Creating an inclusive organizational culture is challenging but extremely advantageous. Here's why and how.
Organizations with inclusive cultures are two times as likely to meet or exceed financial targets, three times as likely to be high-performing, six times more likely to be innovative and agile, and eight times more likely to achieve better business outcomes.
These benefits are the reason 71 percent of organizations aspire to have an "inclusive" culture in the future. Yet many organizations are only still aspiring and have not made significant strides to cultivate an inclusive culture.
Organizational culture change is a steep challenge. Resistance is especially likely when the objective is to create more inclusion. However, the business benefits and the outcomes of an inclusive organization--fairness and respect, value and belonging, safe and open, and empowerment and growth--should be compelling enough to push forward.
5 Ways to Create an Inclusive Culture
1. Understand how diversity and inclusion definitions vary across generations
Generation X and Baby Boomers tend to define diversity along the traditional lines of gender, race, and ethnicity. While Millennials typically define diversity beyond demographics, viewing cognitive diversity and an individual's variety of experiences and perspectives at the core of diversity. Millennials also view inclusion as fundamental to the way a company does business, more so than previous generations. (Read this to learn why a generationally diverse workforce is better equipped to respond to today's high-flux and disruption-prone marketplace.)
While demographic and social identities are important, the ultimate competitive advantage of diversity and inclusion lies in diversity of thought or the cognitive diversity of the organization. Cognitive diversity creates a wellspring of creatively, enhancing innovation by 20 percent and reducing risk by 30 percent. In addition, defining diversity and inclusion in the broader context of cognitive diversity is likely to accelerate the organization's adoption of the inclusion initiatives.
2. Recruit without bias
It's critical to measure diversity and inclusion in all talent practices, but conscious and unconscious biases seem most glaring throughout the recruiting process. BMO Financial Group, a top North American bank, recently recognized the many business impacts of unconscious bias and decided to map where there was high managerial discretion in the recruitment and promotion process.
Through their efforts, BMO Financial Group discovered that managers who were making hiring decisions at the end of the day when they were likely rushed or tired, were more likely to select a candidate that was similar to them or their existing team. Consider using analytics to identify patterns of bias and then leverage some of today's new technologies to de-bias the recruiting and hiring process.
3. Offer inclusion training
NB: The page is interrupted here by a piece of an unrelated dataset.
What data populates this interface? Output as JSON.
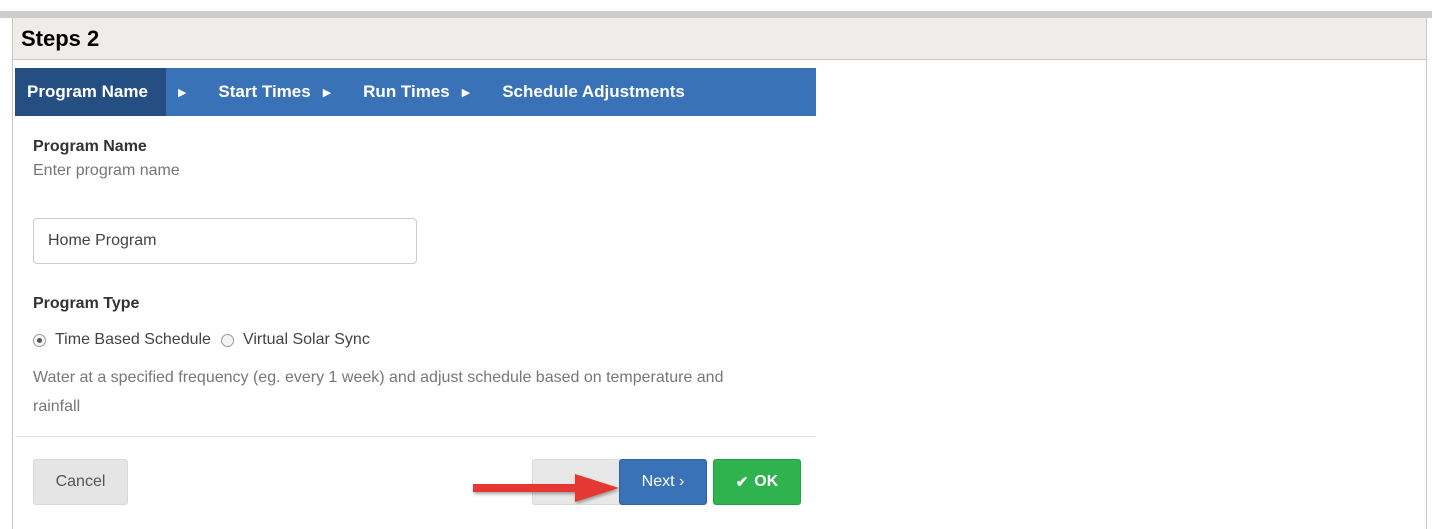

Training that gains commitment from managers and equips them to lead inclusion conversations is critical. BMO Financial Group provides e-learning modules, an online hub, and one-page handouts that concisely convey key diversity and inclusion points. Theses resources also equip managers to identify different types of bias and how to handle them. (Read this to learn the six steps leaders can take to be inclusive leaders.)
4. Openly talk about varying inclusion topics
Voluntary employee-led groups with shared characteristics or life experiences--commonly known as Employee Resource Groups (ERGs) or affinity groups--are useful for many companies since they provide (safe environments to have open dialogue and provide a helpful source to hear from diverse group sets.
I recently interviewed Erica Volini, U.S. Human Capital Leader for Deloitte Consulting, where she mentioned how Deloitte is going beyond ERGs. Volini stated, "The emerging generations don't want to be pigeon hold into one group or the other but want to be part of the larger group." Deloitte is reimagining inclusion by creating "inclusion councils" that give employees the opportunity to talk more openly about what their thoughts, priorities, identities, struggles, etc. "The role of the organization is to provide the environment and the opportunity," says Volini. The inclusion councils are self-selecting and address relevant topics like challenges with aging parents, work-life balance, leading and contributing as an introvert, and autism. The inclusion council provides safe and informative environments where different people get to openly talk and understand each other in a whole new way.
5. Gain leadership commitment
Get leaders involved. Creating an inclusive organization must be a priority for an organization's top leadership. Consensus must be built through open conversation, understanding the benefits of inclusion, and connecting diversity and inclusion with the business strategy. Once top leadership has consensus, middle managers must be involved and equipped.